‘Somebody said to me, “It’s better to wait than to be walking over bodies as you walk down the aisle,” and I think that’s very true’.
But if it must be held, she laid out a series of conditions for PFLAG’s support:
- voting compulsory
- no public funding for either side
- 16-18 yr olds and overseas Australians should be eligible to vote
- extra resources for LGBTI support services
- Lifeline number on all campaign materials
- must be federal anti-vilification laws on the basis of sexual orientation, gender identity and intersex status in place before the vote
- a “yes” vote must be automatically implemented, without a further vote of parliament
- there must no anti-discrimination exemptions except for clergy
MAJORITY SHOULD NOT VOTE ON MINORITY RIGHTS
Speaking on behalf on many of us, including myself, my friend William Brougham writes:
“I have huge issues with this. I have made my opposition to a plebiscite on marriage equality clear on many occasions. I do not believe a vote to make people equal under the law or any issue on human rights should be the subject of a public vote which will turn it into little more than a popularity contest. I do not like the rights of a minority being voted on by the majority. I also object to the use of the word “permit” in the supposed question. We do not want permission nor do we seek it. We do not have a public vote on other significant issues such as health care, education, crime or immigration and nor do I think we should. We vote at election time.
“The plebiscite is also hugely expensive, very divisive and potentially dangerous. It is also non-binding. It also appears that we have the numbers in parliament to pass legislation. This plebiscite has nothing to do with democracy but everything to do with blocking and delaying tactics. My feelings on the above have not changed and I have stated them previously.
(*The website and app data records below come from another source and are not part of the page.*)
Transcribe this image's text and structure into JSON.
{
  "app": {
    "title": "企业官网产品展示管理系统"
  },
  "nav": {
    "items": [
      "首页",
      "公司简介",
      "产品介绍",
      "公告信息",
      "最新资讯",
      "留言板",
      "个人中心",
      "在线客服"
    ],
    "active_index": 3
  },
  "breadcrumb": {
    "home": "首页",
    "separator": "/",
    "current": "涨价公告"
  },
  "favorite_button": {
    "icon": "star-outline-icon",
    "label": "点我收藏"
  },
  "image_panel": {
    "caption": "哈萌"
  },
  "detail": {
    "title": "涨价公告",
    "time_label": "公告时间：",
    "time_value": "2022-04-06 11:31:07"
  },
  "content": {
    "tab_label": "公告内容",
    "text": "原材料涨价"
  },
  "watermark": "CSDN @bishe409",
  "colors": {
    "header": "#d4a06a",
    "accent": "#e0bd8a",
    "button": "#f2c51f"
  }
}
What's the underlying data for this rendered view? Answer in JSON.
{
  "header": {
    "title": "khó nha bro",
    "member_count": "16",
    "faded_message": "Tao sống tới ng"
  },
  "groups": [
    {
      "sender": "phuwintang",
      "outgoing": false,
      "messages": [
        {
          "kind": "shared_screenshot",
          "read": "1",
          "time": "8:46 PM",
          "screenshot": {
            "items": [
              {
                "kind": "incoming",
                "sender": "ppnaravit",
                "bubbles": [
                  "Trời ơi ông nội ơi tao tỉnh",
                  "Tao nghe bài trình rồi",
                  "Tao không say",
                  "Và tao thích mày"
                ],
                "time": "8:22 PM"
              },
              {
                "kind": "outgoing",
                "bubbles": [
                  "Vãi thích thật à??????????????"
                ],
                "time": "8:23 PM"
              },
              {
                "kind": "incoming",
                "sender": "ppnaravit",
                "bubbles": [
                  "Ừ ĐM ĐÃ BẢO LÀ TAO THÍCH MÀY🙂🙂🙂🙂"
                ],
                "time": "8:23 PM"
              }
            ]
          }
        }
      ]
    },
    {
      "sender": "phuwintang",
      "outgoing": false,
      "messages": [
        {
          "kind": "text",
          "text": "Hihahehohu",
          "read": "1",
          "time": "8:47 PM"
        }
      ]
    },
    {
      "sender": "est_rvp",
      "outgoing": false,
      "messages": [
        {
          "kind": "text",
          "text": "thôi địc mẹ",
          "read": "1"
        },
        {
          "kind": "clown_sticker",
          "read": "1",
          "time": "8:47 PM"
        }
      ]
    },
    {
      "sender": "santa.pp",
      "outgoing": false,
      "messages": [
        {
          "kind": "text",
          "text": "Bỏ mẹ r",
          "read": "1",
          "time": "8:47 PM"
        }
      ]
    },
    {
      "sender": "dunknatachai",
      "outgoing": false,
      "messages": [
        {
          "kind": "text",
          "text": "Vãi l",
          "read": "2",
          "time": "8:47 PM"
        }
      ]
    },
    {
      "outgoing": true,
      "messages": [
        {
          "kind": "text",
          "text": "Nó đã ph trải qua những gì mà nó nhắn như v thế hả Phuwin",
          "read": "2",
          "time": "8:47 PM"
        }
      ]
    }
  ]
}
I also stand by my belief that a plebiscite will not take place even though it now looks far more likely.
‘However, prime minister Malcolm Turnbull has gone back on his election pledge to have a plebiscite by the end of the year. The Daily Telegraph reports that the question will be “Do you approve of a law to permit people of the same sex to marry?” If this is the case then the question is very problematic. It asks if voters approve of a law to permit people of the same sex to marry. It does not ask if the existing marriage act should be amended. Does this mean a new and separate law? Separate but not equal.
“It also appears to exclude people who identify as trans, intersex or of non-binary gender. This is not acceptable yet it is also reported that it will be compulsory for Australians to vote on the issue. Again tactics designed to throw the whole issue into disarray. Any victory will be bitter sweet. I am critical not because I resent or dislike this country but because I love this country. Our nation and our people deserve better.”
IT’S PARLIAMENTS JOB, NOT VOTERS
If Labor leader Bill Shorten can convince enough Liberal MPs to stage a Rainbow Rebellion…
If Labor & Greens can persuade enough of the Senate cross-bench…
If our newly elected gay Liberals grow a pair…
If one or two Coalition MPs cross the floor, or are forced to resign, or die…
…then the plebiscite will not get up. We might even get really lucky and bring down this hapless dithering government.
IT’S NOT OVER YET
We can still derail the plebiscite. Please click through for details of who is doing what (and a taste of the horrors waiting to blossom forth if the plebiscite goes ahead), and to lend a hand. Or at least your name. Four Ways To Help In Five Minutes.